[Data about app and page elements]
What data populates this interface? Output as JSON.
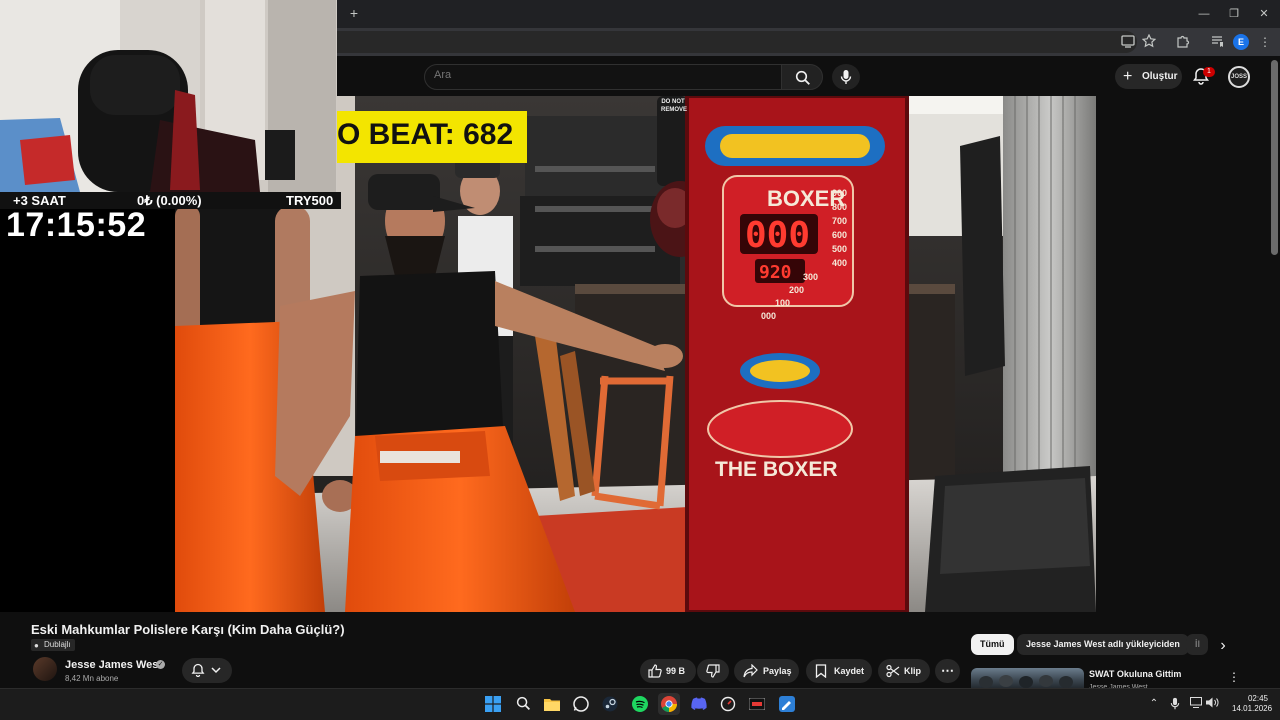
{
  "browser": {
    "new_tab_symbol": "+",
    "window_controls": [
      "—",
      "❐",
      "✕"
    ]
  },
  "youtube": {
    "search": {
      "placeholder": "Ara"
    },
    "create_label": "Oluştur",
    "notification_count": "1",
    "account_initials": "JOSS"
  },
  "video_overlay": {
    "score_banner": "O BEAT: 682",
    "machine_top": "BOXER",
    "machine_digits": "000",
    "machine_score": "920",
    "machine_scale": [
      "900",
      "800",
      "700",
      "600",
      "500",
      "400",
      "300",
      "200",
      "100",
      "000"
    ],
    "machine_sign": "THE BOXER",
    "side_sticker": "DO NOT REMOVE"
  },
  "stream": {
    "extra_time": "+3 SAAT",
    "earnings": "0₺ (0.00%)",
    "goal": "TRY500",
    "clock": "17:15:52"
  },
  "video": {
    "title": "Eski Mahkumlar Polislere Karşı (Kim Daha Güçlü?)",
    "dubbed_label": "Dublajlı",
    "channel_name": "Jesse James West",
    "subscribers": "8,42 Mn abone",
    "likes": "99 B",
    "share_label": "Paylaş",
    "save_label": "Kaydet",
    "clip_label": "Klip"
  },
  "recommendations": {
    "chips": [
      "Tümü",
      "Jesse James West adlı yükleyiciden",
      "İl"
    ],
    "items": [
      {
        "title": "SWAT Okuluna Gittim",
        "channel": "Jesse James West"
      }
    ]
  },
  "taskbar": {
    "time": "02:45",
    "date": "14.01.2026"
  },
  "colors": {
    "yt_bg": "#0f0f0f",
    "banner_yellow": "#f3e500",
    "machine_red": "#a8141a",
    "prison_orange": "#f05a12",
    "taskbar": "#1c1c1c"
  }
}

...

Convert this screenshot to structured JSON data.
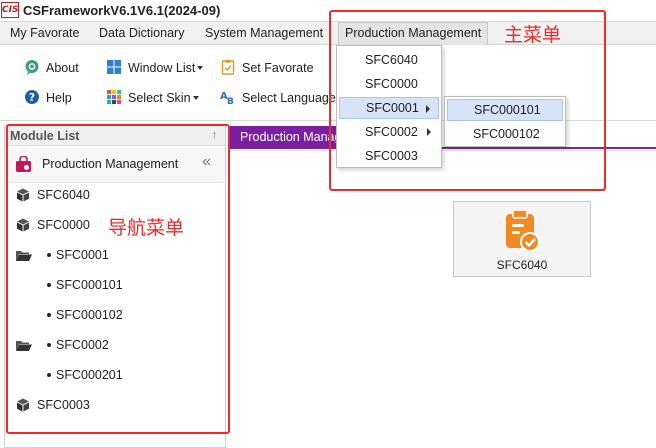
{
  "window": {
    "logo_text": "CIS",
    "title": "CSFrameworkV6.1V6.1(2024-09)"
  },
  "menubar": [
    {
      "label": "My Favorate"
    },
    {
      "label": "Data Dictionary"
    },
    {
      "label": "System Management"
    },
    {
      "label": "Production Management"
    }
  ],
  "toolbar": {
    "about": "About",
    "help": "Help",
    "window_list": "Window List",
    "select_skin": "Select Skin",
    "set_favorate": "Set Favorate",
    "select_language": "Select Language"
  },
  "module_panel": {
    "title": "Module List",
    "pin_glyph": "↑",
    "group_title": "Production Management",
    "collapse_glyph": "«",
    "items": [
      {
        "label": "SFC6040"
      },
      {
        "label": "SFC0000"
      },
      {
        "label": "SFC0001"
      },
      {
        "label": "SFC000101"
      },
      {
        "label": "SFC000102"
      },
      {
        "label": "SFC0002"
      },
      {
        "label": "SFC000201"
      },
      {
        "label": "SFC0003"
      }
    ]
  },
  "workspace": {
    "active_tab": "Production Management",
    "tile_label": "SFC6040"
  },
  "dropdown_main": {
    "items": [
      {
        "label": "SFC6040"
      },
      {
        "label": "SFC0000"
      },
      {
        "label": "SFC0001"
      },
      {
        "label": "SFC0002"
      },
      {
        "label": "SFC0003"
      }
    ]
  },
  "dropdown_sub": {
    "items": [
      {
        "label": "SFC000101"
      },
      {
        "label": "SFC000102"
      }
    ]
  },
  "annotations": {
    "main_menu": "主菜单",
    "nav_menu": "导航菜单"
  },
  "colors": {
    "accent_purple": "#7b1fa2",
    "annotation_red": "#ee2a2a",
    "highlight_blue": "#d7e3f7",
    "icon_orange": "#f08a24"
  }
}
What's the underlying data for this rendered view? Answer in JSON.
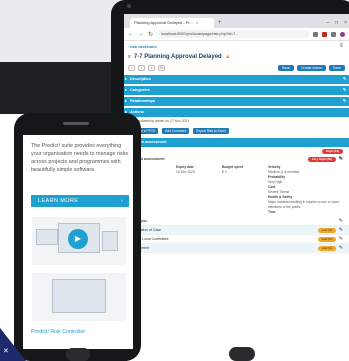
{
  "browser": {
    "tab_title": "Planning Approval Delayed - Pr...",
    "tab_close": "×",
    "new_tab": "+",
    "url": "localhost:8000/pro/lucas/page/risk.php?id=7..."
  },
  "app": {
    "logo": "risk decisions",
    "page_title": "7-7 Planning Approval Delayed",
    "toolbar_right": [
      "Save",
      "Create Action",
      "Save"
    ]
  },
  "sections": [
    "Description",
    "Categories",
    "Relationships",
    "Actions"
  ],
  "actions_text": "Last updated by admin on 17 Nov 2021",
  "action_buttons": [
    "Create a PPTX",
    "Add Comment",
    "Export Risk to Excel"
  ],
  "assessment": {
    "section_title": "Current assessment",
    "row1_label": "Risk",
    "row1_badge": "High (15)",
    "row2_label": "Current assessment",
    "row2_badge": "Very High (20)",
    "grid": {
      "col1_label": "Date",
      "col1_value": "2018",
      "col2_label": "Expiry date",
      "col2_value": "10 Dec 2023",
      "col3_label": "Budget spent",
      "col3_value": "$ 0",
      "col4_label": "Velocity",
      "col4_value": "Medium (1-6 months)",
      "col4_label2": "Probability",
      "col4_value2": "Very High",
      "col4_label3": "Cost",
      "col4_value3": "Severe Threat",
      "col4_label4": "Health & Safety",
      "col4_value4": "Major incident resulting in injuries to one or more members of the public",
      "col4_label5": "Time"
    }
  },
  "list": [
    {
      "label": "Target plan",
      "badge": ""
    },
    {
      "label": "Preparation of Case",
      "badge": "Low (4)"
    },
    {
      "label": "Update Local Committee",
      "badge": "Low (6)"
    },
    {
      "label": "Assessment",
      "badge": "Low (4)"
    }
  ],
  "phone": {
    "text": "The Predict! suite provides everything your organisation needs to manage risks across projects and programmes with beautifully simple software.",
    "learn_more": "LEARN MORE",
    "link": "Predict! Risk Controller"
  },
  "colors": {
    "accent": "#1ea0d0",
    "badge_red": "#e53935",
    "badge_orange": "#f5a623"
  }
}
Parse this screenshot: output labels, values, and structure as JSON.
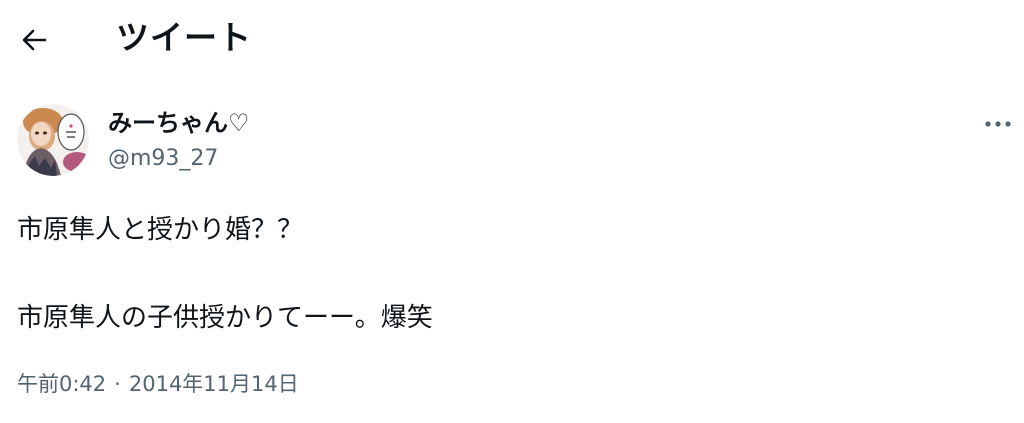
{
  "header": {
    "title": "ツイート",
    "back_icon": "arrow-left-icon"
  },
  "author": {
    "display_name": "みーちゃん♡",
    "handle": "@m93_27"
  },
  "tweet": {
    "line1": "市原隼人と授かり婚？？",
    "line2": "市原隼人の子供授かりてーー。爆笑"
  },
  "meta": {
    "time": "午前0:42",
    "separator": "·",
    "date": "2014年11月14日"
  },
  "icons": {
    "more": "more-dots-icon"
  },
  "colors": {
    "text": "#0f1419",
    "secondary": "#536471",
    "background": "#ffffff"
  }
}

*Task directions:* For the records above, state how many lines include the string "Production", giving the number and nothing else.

*Task result:* 3